This is a tile that I think is GORGEOUS but doesn’t necessarily belong in every home. I like it in houses that are truly antique or are new “old” houses — homes with the same patina as the tiles themselves. It also looks good in really modern settings. Unfortunately, it doesn’t quite fit with the ’70s-’90s suburban builder homes. Too custom. Sorry former spec homes. 🙁

 

I used it on the floor in my No Plain Jane Powder Room.

 

 

3 Important Things to Know BEFORE You Install Zellige Tile

 

Here’s a more full-on view from when it was installed. I used a dark grout, because I didn’t want the floor to look like a green candy cane with white grout.

 

Fresh Classic Alternatives to Subway Tile
Heidi Callier

 

Fresh Classic Alternatives to Subway Tile
Studio Ezra

 

Fresh Classic Alternatives to Subway Tile
Emily Henderson

 

Fresh Classic Alternatives to Subway Tile
Zio & Sons

 

4. Mini Brick Mosaic in a Single Color

 

This is one tile format that I think has staying power. It’s been under the radar. But unlike the variegated mosaic tiles of 10-15 years ago, these small bricks are all the same color — making for a subtle shimmering backdrop. A great alternative for suburban spec homes.

 

Looking through my IG feed, I found this little scheme that I created for a kitchen design consult from a couple of years ago that included a mini-brick porcelain mosaic from Wayfair.

 

5 Fresh Classic Alternatives to Subway Tile

 

And some images of the material in action!

 

5 Fresh Classic Alternatives to Subway Tile
via source

 

5 Fresh Classic Alternatives to Subway Tile
Katie Rosenfield

 

5 Fresh Classic Alternatives to Subway Tile
via Instagram

 

5. Glass Tile

 

Glass tile is beautiful and luminous. It comes in brick, hex, mini-brick, elongated brick. You name it. I often see it used in blues, as it looks so watery to begin with. For the same reason, it looks stunning in coastal-inspired homes.

 

Fresh Classic Alternatives to Subway Tile
via source

 

CBi Studio via source

 

via source

 

Some other posts that may interest you:

 

Cement Tile Lookalikes — How to Get Samples

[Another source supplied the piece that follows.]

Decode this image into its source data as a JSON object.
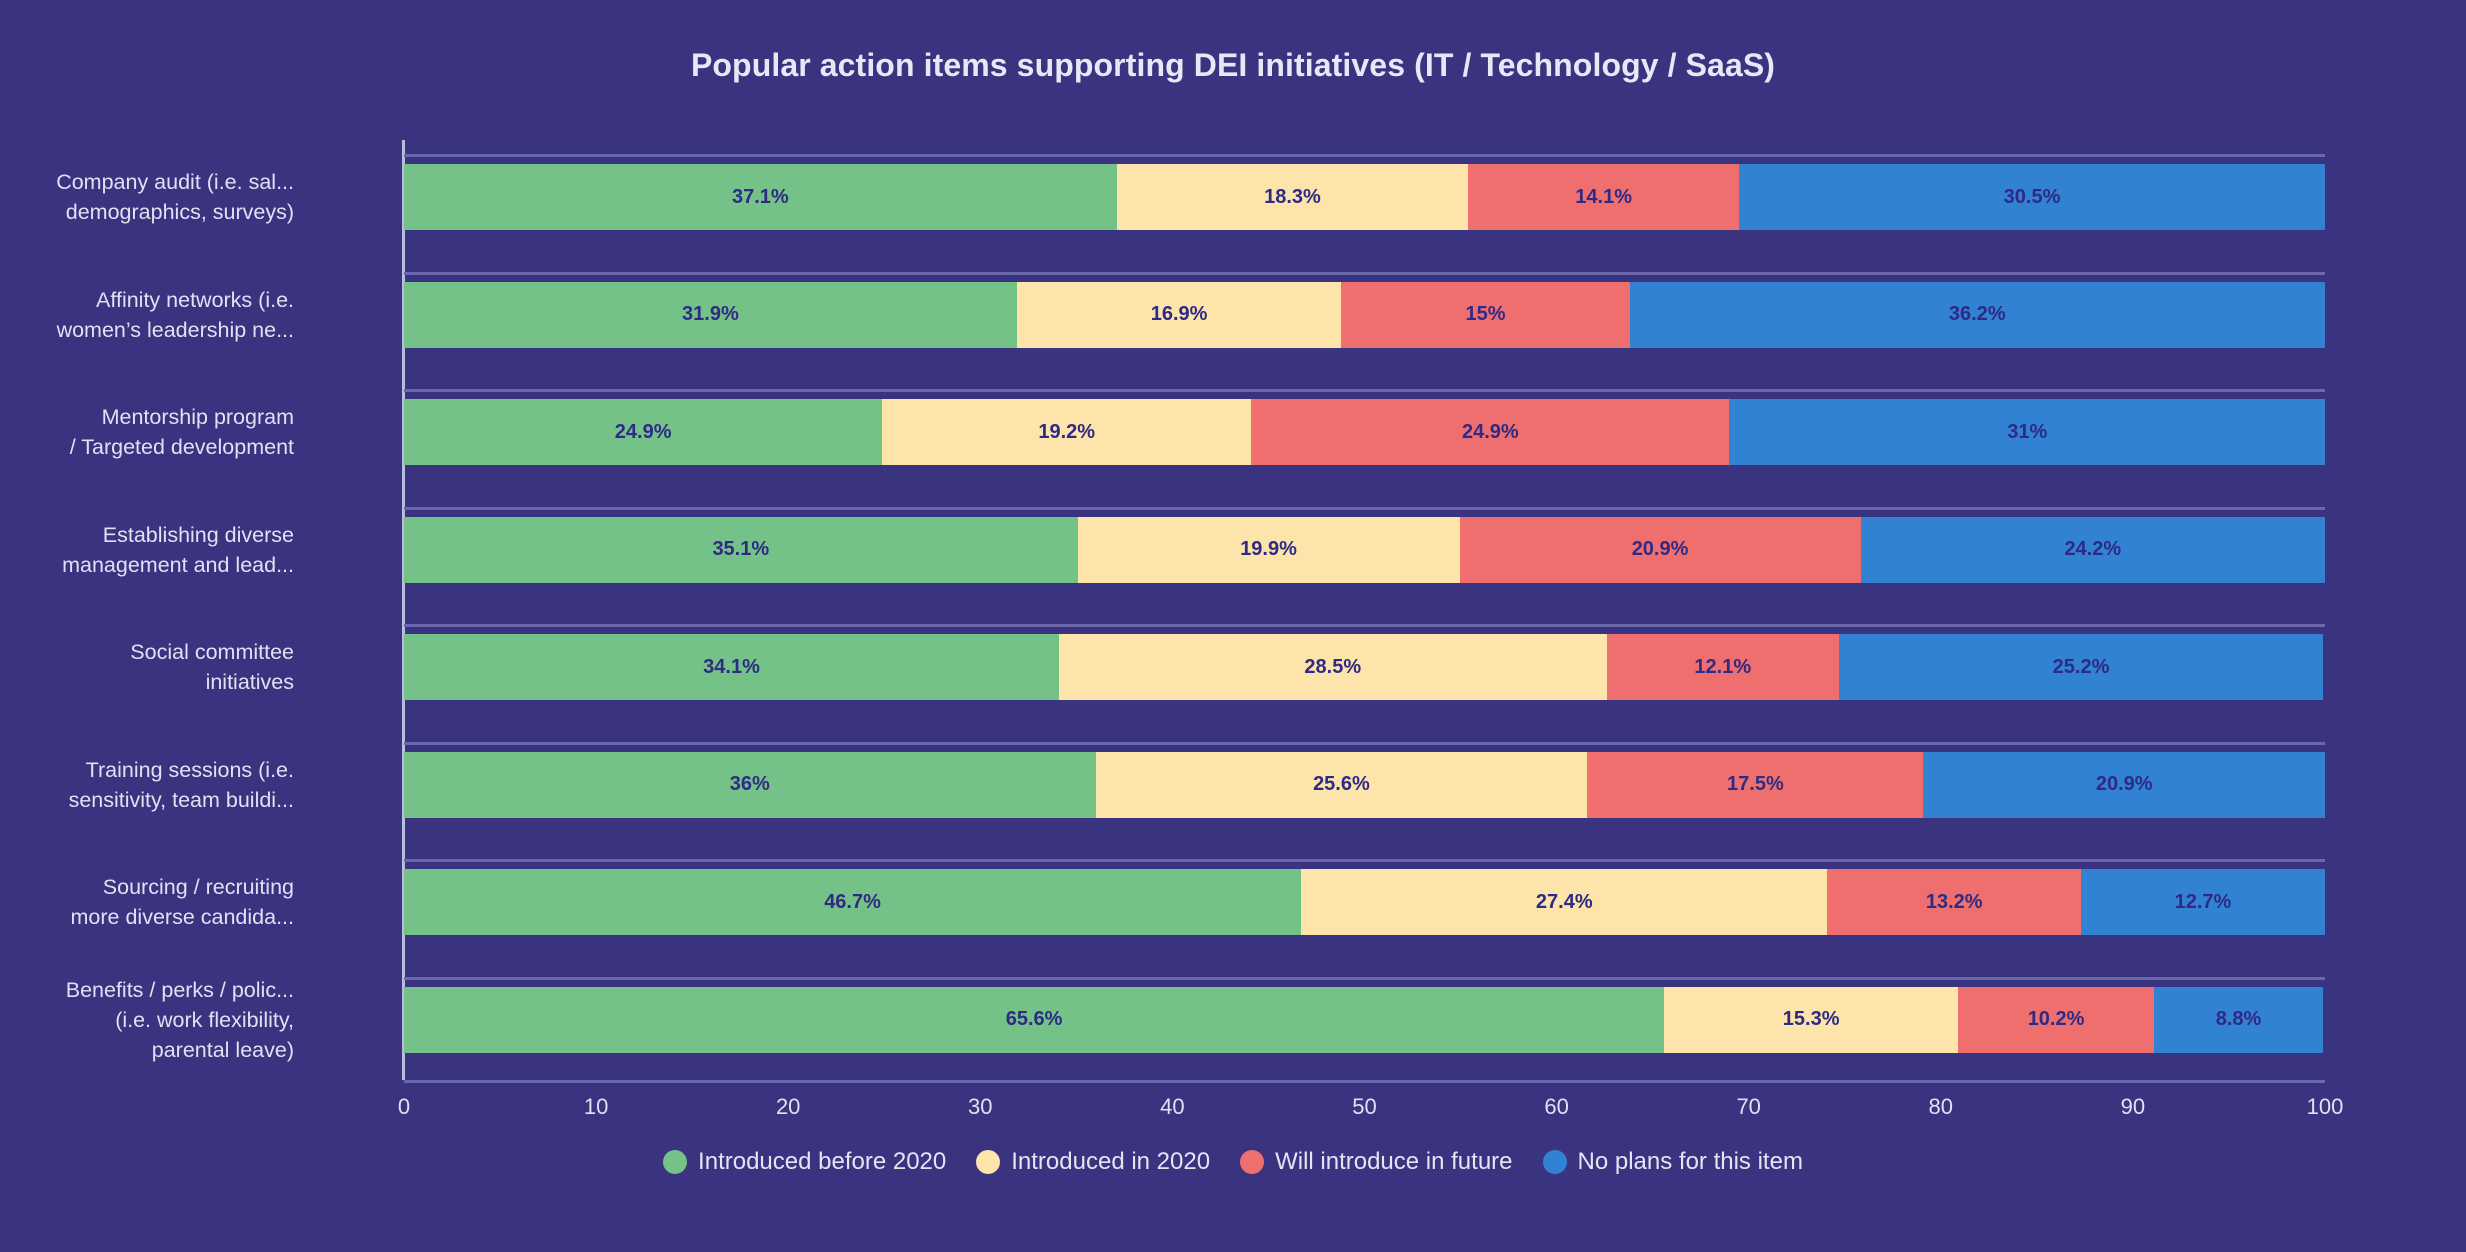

2 Common Tile Mistakes in the Bathroom

Should I Oil My Soapstone or Leave It Natural?

 

I’m going to take a few weeks off to spend with my men and be back with the second part of this post, along with some fabulous sources for all of these looks. Enjoy the summer sun!

 

-Amy

 

 

Home Glow Design Shop on Chairish

 

 

Share on pinterest
Share on facebook
Share on linkedin
Share on twitter
Share on email

4 thoughts on “Part 1: Fresh Classic Alternatives to Subway Tile”

  1. Guilty as charged: I don’t really like subway tile (well, at least in kitchens. I like it in the subway! and even bathrooms.) Love these options, for that distant day when we spruce up our kitchen.

    1. Well, I know you guys are out there, which is why I chose the topic! Don’t worry, you’re in some pretty good company. 😉 Glad to give you some inspo.

  2. Amazing post, can’t wait for the second part! Amy, you mentioned that architecture of the house comes first. I’m wondering what would you do if you’re working with new build house without any single moldings. Would you hire or consult with an architect? I’m not sure about crown moldings. Shiplap heights. Are these things suitable for architecture consultations? What steps could you do if you unsure how to find best moldings and baseboards? I noticed that great interior designers always have pleasing moldings.

Comments are closed.